The Buckeye State's not the only state or local government suing Big Pharma: Two California counties, the city of Chicago, four counties in New York, and the state of Mississippi all have lawsuits against drug companies regarding their painkiller marketing practices, while several counties in West Virginia have filed lawsuits against drug wholesalers for failing to report suspiciously large orders of opioids. But Ohio's lawsuit, filed by Attorney General Mark DeWine, is the one of the biggest to date.
Reminder: Opioid painkillers like OxyContin and Percocet are crazy-addictive. So much so that, historically, they were strictly used short-term to treat acute pain or for palliative (end-of-life) care. But, according to the lawsuit, by the late 1990s, each of the five defendants began to market long-term use of opioids to treat chronic pain by downplaying their addictiveness and exaggerating their effectiveness. Basically, they've been accused of persuading doctors and patients to believe, without any "good evidence," that opioids weren't unsafe for long-term use and were the best treatment for chronic pain.
If you're thinking: Wait, do drug companies really have that much clout? In short: Abso-fucking-lutely. Prescribing doctors and other healthcare providers rely on these drug companies' statements when making treatment decisions, believing their marketing claims are backed by science and medical evidence. Which is why, in an interview with NPR, DeWine said he believes much of the fault rests on these companies' actions.

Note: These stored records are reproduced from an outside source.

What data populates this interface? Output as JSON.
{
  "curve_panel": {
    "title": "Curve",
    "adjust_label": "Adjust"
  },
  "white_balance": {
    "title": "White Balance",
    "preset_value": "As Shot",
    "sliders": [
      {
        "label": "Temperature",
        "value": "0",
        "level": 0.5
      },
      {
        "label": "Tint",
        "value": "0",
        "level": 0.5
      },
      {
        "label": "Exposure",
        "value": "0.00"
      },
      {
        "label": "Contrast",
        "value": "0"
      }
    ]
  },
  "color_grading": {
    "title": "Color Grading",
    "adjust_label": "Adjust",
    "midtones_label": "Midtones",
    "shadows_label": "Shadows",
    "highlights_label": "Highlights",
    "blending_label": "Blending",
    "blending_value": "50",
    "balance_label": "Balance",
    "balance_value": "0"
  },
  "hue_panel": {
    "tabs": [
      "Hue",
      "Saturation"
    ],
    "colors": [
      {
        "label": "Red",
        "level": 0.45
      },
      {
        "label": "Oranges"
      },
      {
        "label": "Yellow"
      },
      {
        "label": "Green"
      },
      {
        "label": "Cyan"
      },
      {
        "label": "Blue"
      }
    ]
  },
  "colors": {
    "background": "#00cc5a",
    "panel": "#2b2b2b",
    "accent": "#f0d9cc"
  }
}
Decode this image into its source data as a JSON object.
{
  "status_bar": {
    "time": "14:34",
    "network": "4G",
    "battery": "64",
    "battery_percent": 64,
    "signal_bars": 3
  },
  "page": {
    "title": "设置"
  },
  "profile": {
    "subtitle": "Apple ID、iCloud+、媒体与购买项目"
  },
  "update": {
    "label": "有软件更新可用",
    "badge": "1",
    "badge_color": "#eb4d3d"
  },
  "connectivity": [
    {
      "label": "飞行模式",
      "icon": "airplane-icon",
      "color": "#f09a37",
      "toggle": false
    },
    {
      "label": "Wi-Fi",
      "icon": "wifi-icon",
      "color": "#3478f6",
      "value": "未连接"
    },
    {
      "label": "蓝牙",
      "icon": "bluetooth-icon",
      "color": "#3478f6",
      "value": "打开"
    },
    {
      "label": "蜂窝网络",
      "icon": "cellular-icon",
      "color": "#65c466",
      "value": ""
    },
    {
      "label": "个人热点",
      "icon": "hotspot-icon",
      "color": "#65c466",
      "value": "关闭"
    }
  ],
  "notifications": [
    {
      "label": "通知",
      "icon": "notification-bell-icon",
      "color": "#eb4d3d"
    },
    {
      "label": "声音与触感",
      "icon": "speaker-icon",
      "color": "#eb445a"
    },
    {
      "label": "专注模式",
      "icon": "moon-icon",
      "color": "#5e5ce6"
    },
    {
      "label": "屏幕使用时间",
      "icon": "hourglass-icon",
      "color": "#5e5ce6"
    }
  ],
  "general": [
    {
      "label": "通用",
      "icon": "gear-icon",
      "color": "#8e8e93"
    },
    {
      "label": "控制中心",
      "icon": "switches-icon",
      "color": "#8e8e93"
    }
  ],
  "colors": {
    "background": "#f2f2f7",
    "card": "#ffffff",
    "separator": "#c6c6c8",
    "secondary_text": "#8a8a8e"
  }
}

"There was a concerted effort for an extended number of years to really pound this into the heads of doctors," DeWine told NPR. "And when you're told something time and time and time again and there's a lot of advertising [money] that is being spent...it takes a while to turn that around." Last year, 2.3 million Ohio residents were prescribed opioid painkillers, nearly a fifth of the state's population, DeWine said.
According to the Centers for Disease Control and Prevention, 3,310 Ohio residents died from overdoses in 2015—up 21.5 percent from 2014—meaning the state had the 4th highest rate of overdose death in the US, behind only West Virginia, New Hampshire, and Kentucky. And according to early numbers from some counties, overdose deaths increased by at least 30 percent in 2016; the Columbus Dispatch put the total at 4,169. While opioids are still largely to blame in Ohio—they caused 85 percent of all overdose deaths in 2015—people are also overdosing on illicit drugs like heroin and fentanyl. Because prescription opioids are so expensive, many resort to cheaper drugs like heroin for a similar high.
The state is asking that the manufacturers own up to any allegations of wrongdoing and stop falsely promoting opioids, and is also seeking damages for the millions it has spent on the crisis so far, as well as compensation for Ohio residents who paid for opioids to treat chronic pain.
Only a few companies have responded to the allegations so far: A spokeswoman for Janssen called the lawsuit "legally and factually unfounded," and went on to say that the company "acted appropriately, responsibly, and in the best interests of patients regarding our opioid medications," in a statement to the Cleveland Plain Dealer. Purdue Pharma also issued a statement to The Plain Dealer, noting their involvement in combating the opioid crisis by developing abuse-deterrent technology, advocating for prescription drug monitoring programs, and supporting access to the opioid overdose treatment Naloxone. The other three manufacturers have yet to comment.